The company is raising a Series A funding round of up to $25 million, which Carr said will hopefully include funding from strategic investors.

The original technology was developed by Bay Microsystems, which was quietly acquired by Vcinity and its three family office investors in early July, Carr said.

"This is technology that was already proven in the market," he said. "Now we're tweaking it, and making sure that a software-only version works really well as we go to scale."

Davis said there are other vendors that have developed global file systems for managing stored data. "But they don't allow access to the data," he said. "Or, if they allow access, users need to move it first. We can move more data over greater distances faster than anyone. But we don't emphasize the movement of data. We emphasize fast access to the data in place."

Vcinity's technology is based on a propriety expansion of the RDMA, or remote direct memory access, protocol, Davis said.

"Most people don't believe RDMA can be extended beyond 20 to 80 kilometers," he said. "But we have active links via RDMA over 20,000 kilometers. We have our secret sauce. It's not proprietary in the sense that you need to change your networks.
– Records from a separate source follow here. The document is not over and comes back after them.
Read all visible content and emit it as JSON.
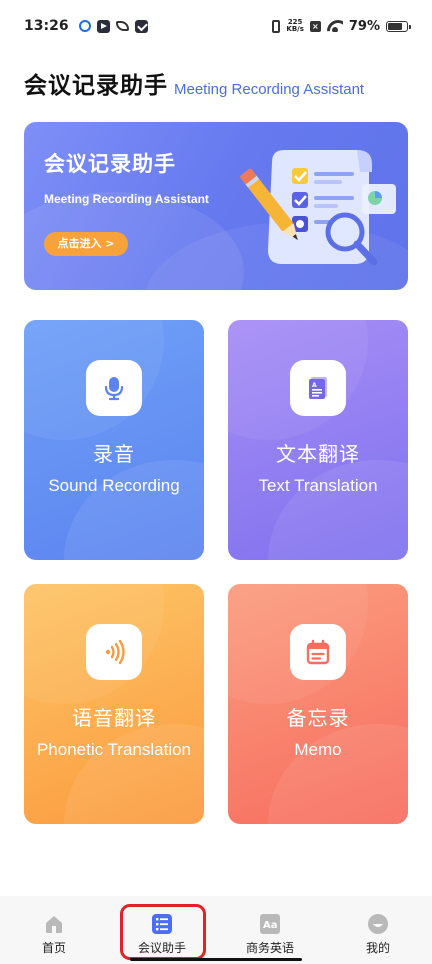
{
  "status_bar": {
    "time": "13:26",
    "network_speed_value": "225",
    "network_speed_unit": "KB/s",
    "battery": "79%",
    "battery_level": 0.79
  },
  "header": {
    "title": "会议记录助手",
    "subtitle": "Meeting Recording Assistant"
  },
  "banner": {
    "title": "会议记录助手",
    "subtitle": "Meeting Recording Assistant",
    "button_label": "点击进入 >"
  },
  "cards": {
    "record": {
      "title": "录音",
      "subtitle": "Sound Recording",
      "icon": "microphone-icon"
    },
    "text": {
      "title": "文本翻译",
      "subtitle": "Text Translation",
      "icon": "document-icon"
    },
    "phonetic": {
      "title": "语音翻译",
      "subtitle": "Phonetic Translation",
      "icon": "sound-wave-icon"
    },
    "memo": {
      "title": "备忘录",
      "subtitle": "Memo",
      "icon": "calendar-icon"
    }
  },
  "bottom_nav": {
    "items": [
      {
        "label": "首页",
        "icon": "home-icon"
      },
      {
        "label": "会议助手",
        "icon": "list-icon",
        "active": true
      },
      {
        "label": "商务英语",
        "icon": "aa-icon"
      },
      {
        "label": "我的",
        "icon": "profile-icon"
      }
    ]
  },
  "colors": {
    "accent": "#4a6fd8",
    "banner": "#6679ef",
    "record": "#5c84ef",
    "text": "#8a78f0",
    "phonetic": "#fba544",
    "memo": "#f7785f",
    "highlight": "#e2222b"
  }
}
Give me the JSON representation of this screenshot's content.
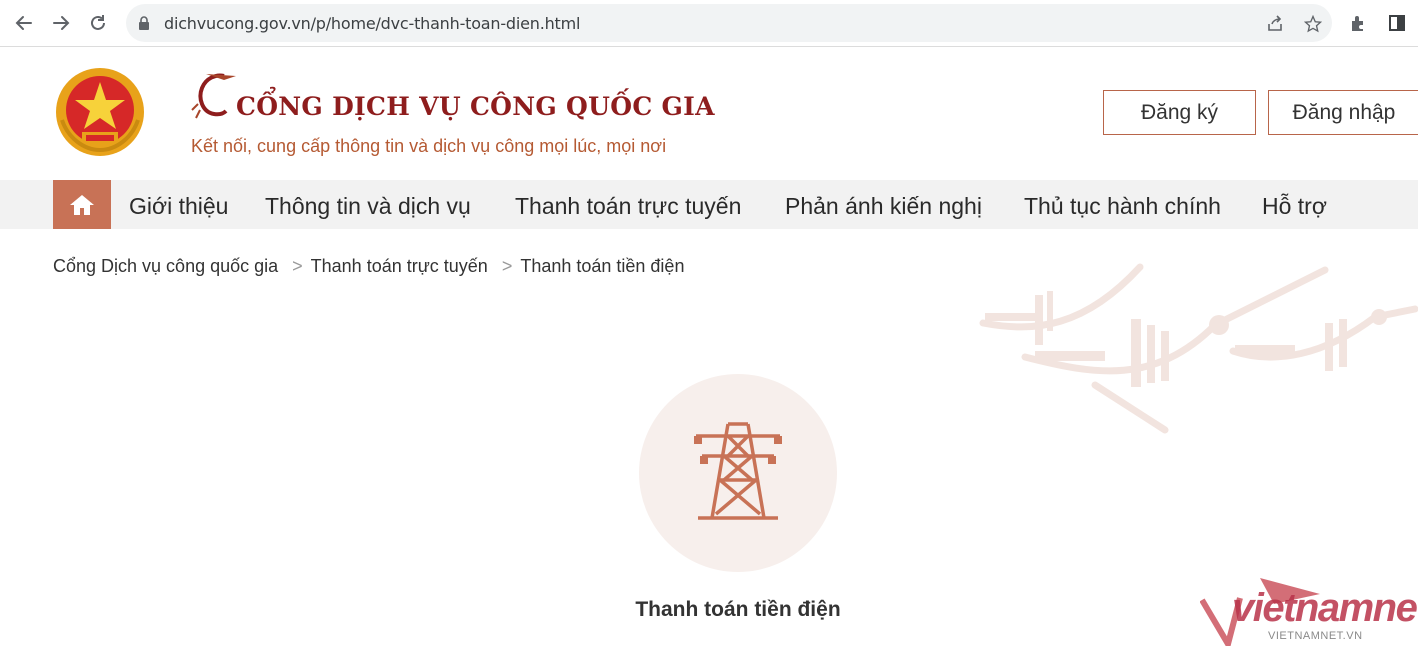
{
  "browser": {
    "url": "dichvucong.gov.vn/p/home/dvc-thanh-toan-dien.html",
    "icons": [
      "back-icon",
      "forward-icon",
      "reload-icon",
      "lock-icon",
      "share-icon",
      "star-icon",
      "extensions-icon",
      "sidepanel-icon"
    ]
  },
  "header": {
    "title": "CỔNG DỊCH VỤ CÔNG QUỐC GIA",
    "slogan": "Kết nối, cung cấp thông tin và dịch vụ công mọi lúc, mọi nơi",
    "register_label": "Đăng ký",
    "login_label": "Đăng nhập"
  },
  "nav": {
    "home_icon": "home-icon",
    "items": [
      {
        "label": "Giới thiệu"
      },
      {
        "label": "Thông tin và dịch vụ"
      },
      {
        "label": "Thanh toán trực tuyến"
      },
      {
        "label": "Phản ánh kiến nghị"
      },
      {
        "label": "Thủ tục hành chính"
      },
      {
        "label": "Hỗ trợ"
      }
    ]
  },
  "breadcrumb": {
    "separator": ">",
    "items": [
      "Cổng Dịch vụ công quốc gia",
      "Thanh toán trực tuyến",
      "Thanh toán tiền điện"
    ]
  },
  "service": {
    "icon": "power-tower-icon",
    "label": "Thanh toán tiền điện"
  },
  "watermark": {
    "text": "vietnamnet",
    "sub": "VIETNAMNET.VN"
  },
  "colors": {
    "accent": "#c87256",
    "title": "#8e1d1d",
    "slogan": "#b55a33",
    "nav_bg": "#f2f2f2",
    "circle_bg": "#f7efec"
  }
}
We look just like a hub in your network."

Vcinity provides its remote on-demand data access technology as either a complete hardware appliance based on Dell Technologies hardware, or as software that can be used with any x86-based or IBM Power-based server, Davis said.

The company resells its software via reseller relationships with Penguin Computing and Mercury Systems, and has a meet-in-the-channel relationship with IBM to make its software available for Power-based servers, he said.

"As long as it's an x86 or Power server, we don't care," he said. "The software will run fine with any server."

Bay Microsystems generated a lot of excitement among customers with the remote data access technology before it was acquired by Vcinity, said Anthony Rangel, founder and CEO of Caliism Data Solutions, a Santa Clara, Calif.-based solution provider and new Vcinity channel partner.

"It was hard for customers to believe how quickly they could transfer large files," Rangel told CRN. "The technology works with large files remotely on the fly as if they were right in front of the users, including video files. I've not seen anyone else who could do that."

Prior to this week, Caliism had a proof-of-concept project going with a large cable provider that Rangel declined to identify, and expects another proof-of-concept project to start with a Department of Energy company early next year, Rangel said.

About 99 percent of Vcinity's sales are indirect, with a small amount of direct business focused on helping open new clients who will be passed to other channel partners, Carr said.

Prior to the launch of Vcinity, Bay Microsystems had a major focus on federal government clients, including the Air Force Distributed Common Ground System where integration of the technology was done via another solution provider, Herndon, Va.-based Peraton.

Going forward, Vcinity looks to expand its indirect sales channel to increase its reach into the commercial market, Carr said.